If you open a specific fundraiser you are then presented with details on the members in the fundraiser, donations made, your wallet, pledges, and a button for join requests. You can invite users to join the fundraiser and also user your wallet if you would like to make a donation or withdrawal. Under the donations button, you can see your donations to-date as well as those of other members of the fundraiser. Basically, all transactions are visible to all parties.
Loans Between Friends
The loans between friends section allow you to create a circle where friends and family can loan each other money in a transparent and traceable manner. This particular feature is very popular according to Erick since one can set terms for inter-personal loans and also track repayments in a seamless and stress-free manner.
Many of Malipo Circles users use this feature to really help each other out when finances are tight during unexpected financial challenges. There is also the added benefit of this being an alternative to many of the notoriously bad mobile loan apps in Kenya that have left many of their users smarting from excessive interest rates and penalties.
The Chama circle is basically the main feature of the Malipo Circles mobile app and the main driver behind the app being developed in the first place. This is where you can create a circle for your chama (or chamas) and then on-board all your chama members. The main aspect of the chama section is to enable chama members to have a very transparent way of monitoring finances.
All contributions, transactions, loans, etc are captured here in a way that chama members can then have peace of mind that finances are being handled properly. It also enables approval processes and other tasks so that chama members don’t have to meet in person when they can automate most typical chama-related tasks via the app.
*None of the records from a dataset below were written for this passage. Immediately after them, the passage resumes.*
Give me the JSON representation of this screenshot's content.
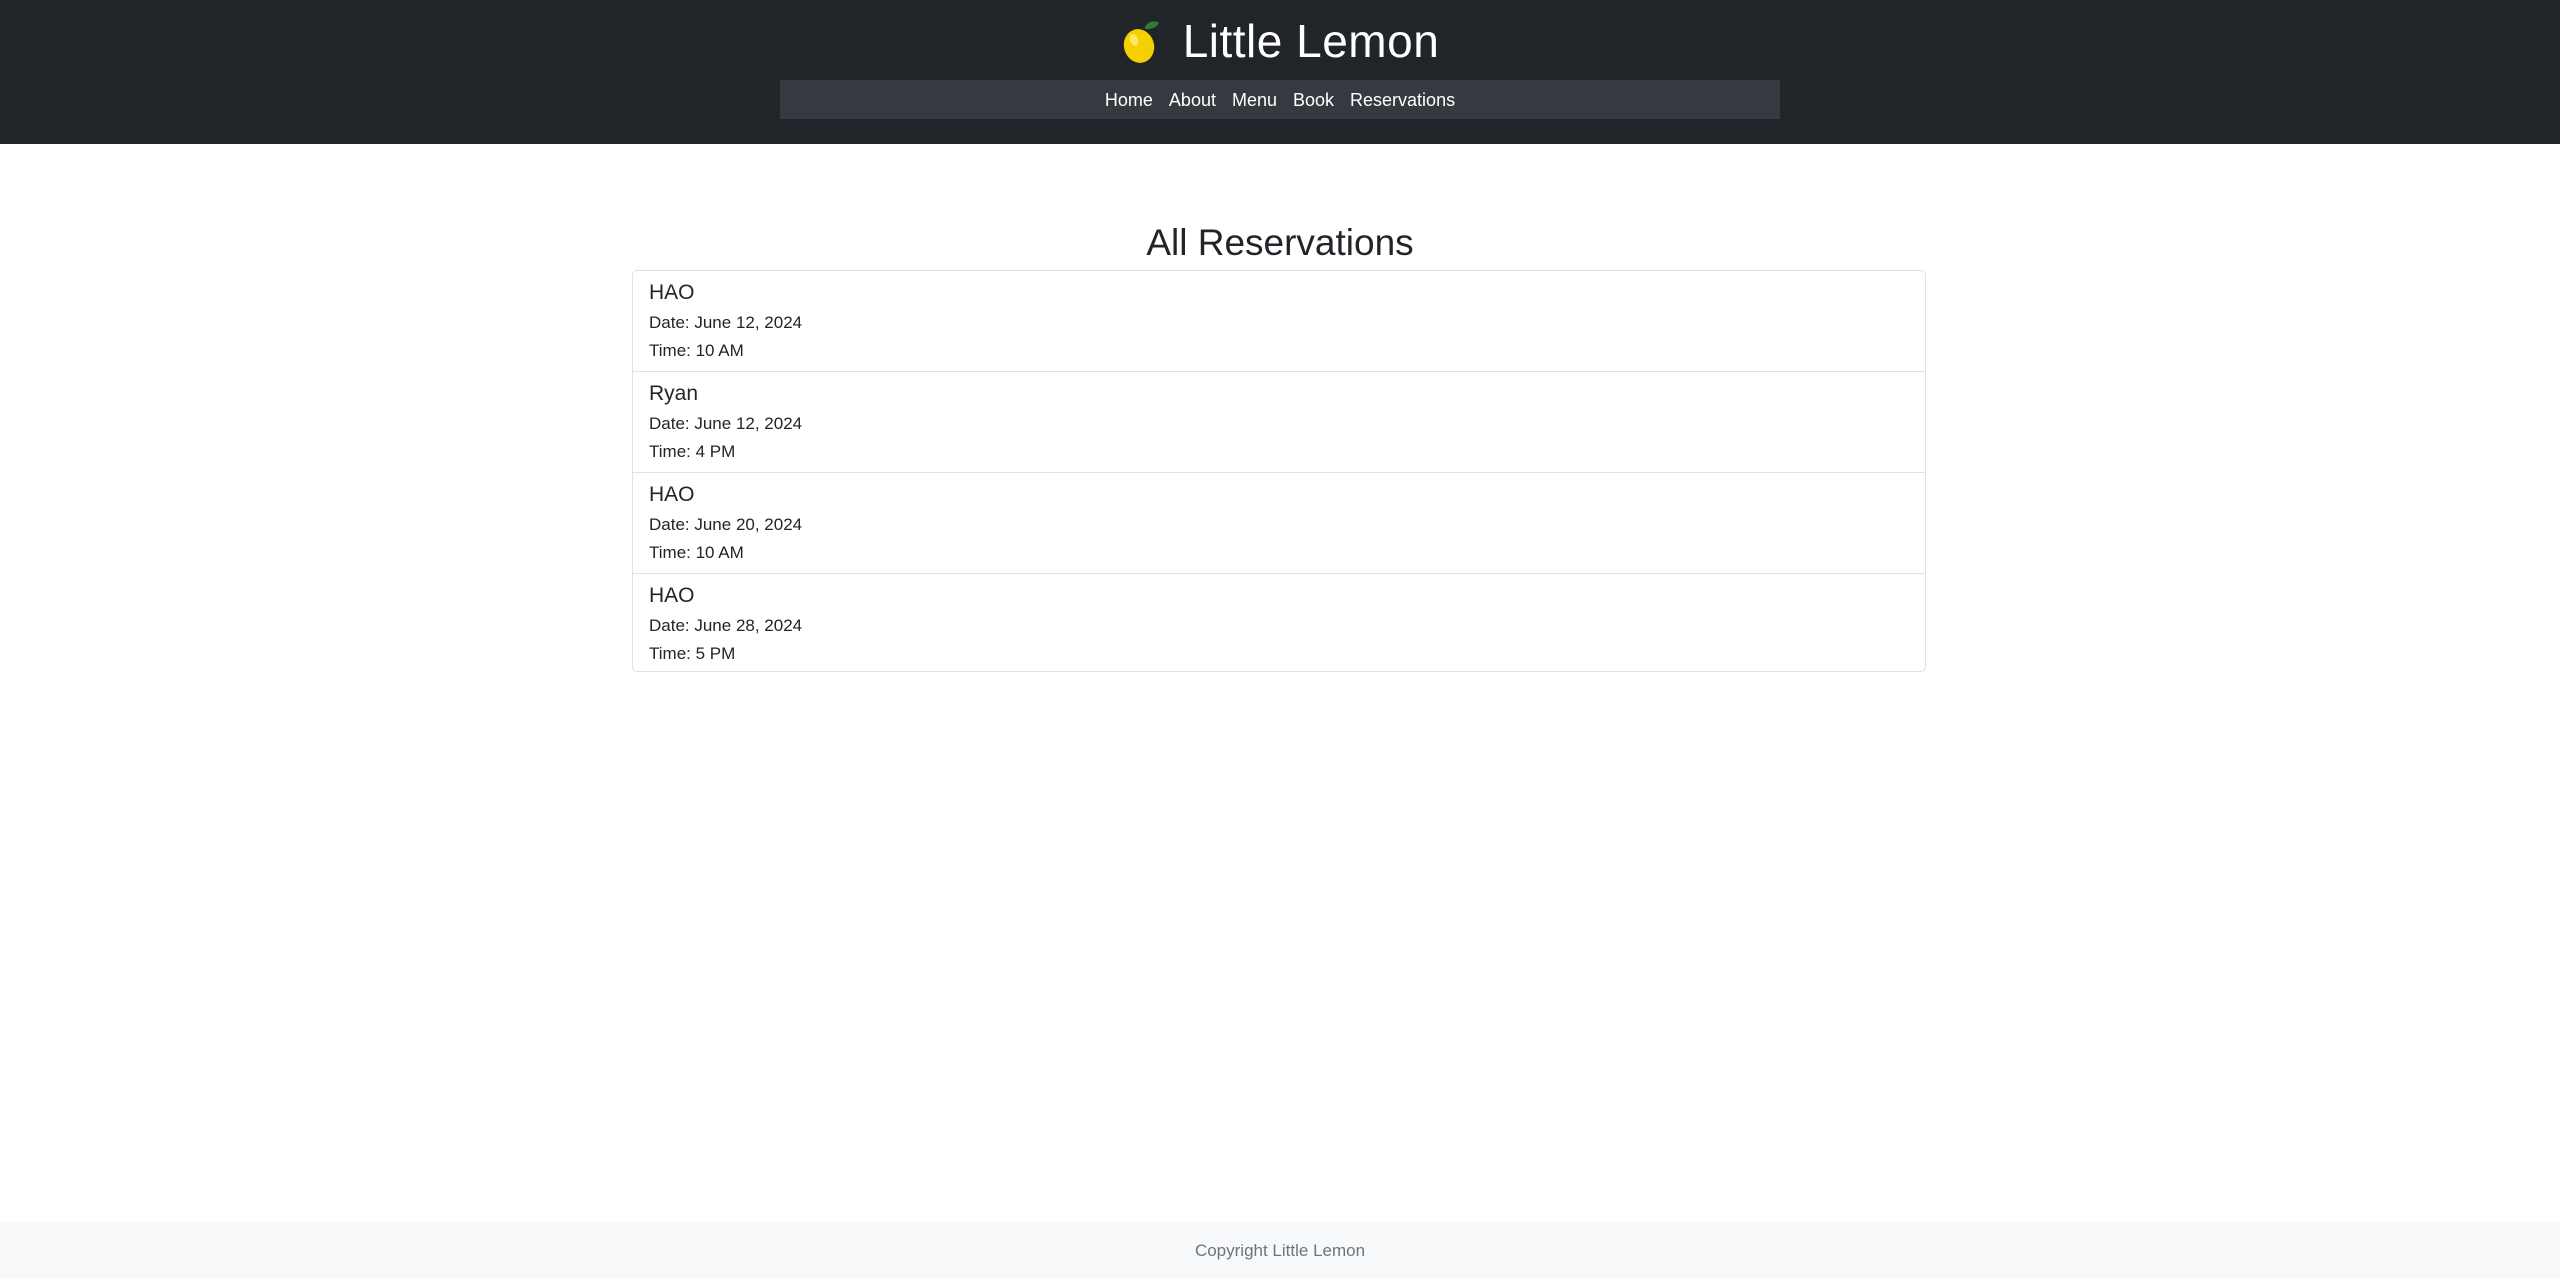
{
  "header": {
    "title": "Little Lemon",
    "logo_icon": "lemon-icon",
    "background": "#212529",
    "nav": [
      {
        "label": "Home"
      },
      {
        "label": "About"
      },
      {
        "label": "Menu"
      },
      {
        "label": "Book"
      },
      {
        "label": "Reservations"
      }
    ]
  },
  "main": {
    "title": "All Reservations",
    "reservations": [
      {
        "name": "HAO",
        "date": "Date: June 12, 2024",
        "time": "Time: 10 AM"
      },
      {
        "name": "Ryan",
        "date": "Date: June 12, 2024",
        "time": "Time: 4 PM"
      },
      {
        "name": "HAO",
        "date": "Date: June 20, 2024",
        "time": "Time: 10 AM"
      },
      {
        "name": "HAO",
        "date": "Date: June 28, 2024",
        "time": "Time: 5 PM"
      }
    ]
  },
  "footer": {
    "text": "Copyright Little Lemon"
  }
}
This obviously saves time and money, not to mention the many risks that often lead to chamas being dissolved due to financial mismanagement and/or obscurity for stakeholders.
Malipo for Business
The Malipo for Business section is the last major section from the main UX of the mobile app where business users can set-up circles for transactions ranging from collecting rent from tenants, education collections for schools, service charge collections and even part payments being made towards a larger payment.
The main thing here is that there is much improved efficiencies and transparency around these kinds of transactions and especially given that many happen via M-Pesa. A landlord can see all rent payments being received and also generate invoices for payments from the same. It can act as a complete billing system so that everything is captured in one place for an individual or business.
The Malipo Circles Wallet
One more thing I wanted to mention is the Malipo Circles Wallet. This is basically where you can load funds for your various Malipo Circles using mobile money via Safaricom’s M-Pesa or Airtel Money, Credit Cards & Debit Cards, as well as direct transfers from bank accounts. This works both ways in each instance for funding and withdrawals in Malipo Circles in any one of the main use cases mentioned here. The Malipo Circles Wallet is financially connected to everything to make this possible.
In a nutshell, I am very chuffed that Malipo Circles is available for iPhone finally and this means many who may have been excluded from this or other fintech apps that cater to groups such as chamas and fundraisers can finally be part of the collective.
Since Malipo Circles is likely to have a much smaller portion of users on iOS, it’s testament to a commitment to make sure users everywhere can use Malipo Circles for their various financial needs even if the effort may outweigh the return for them. Thanks, Malipo Circles!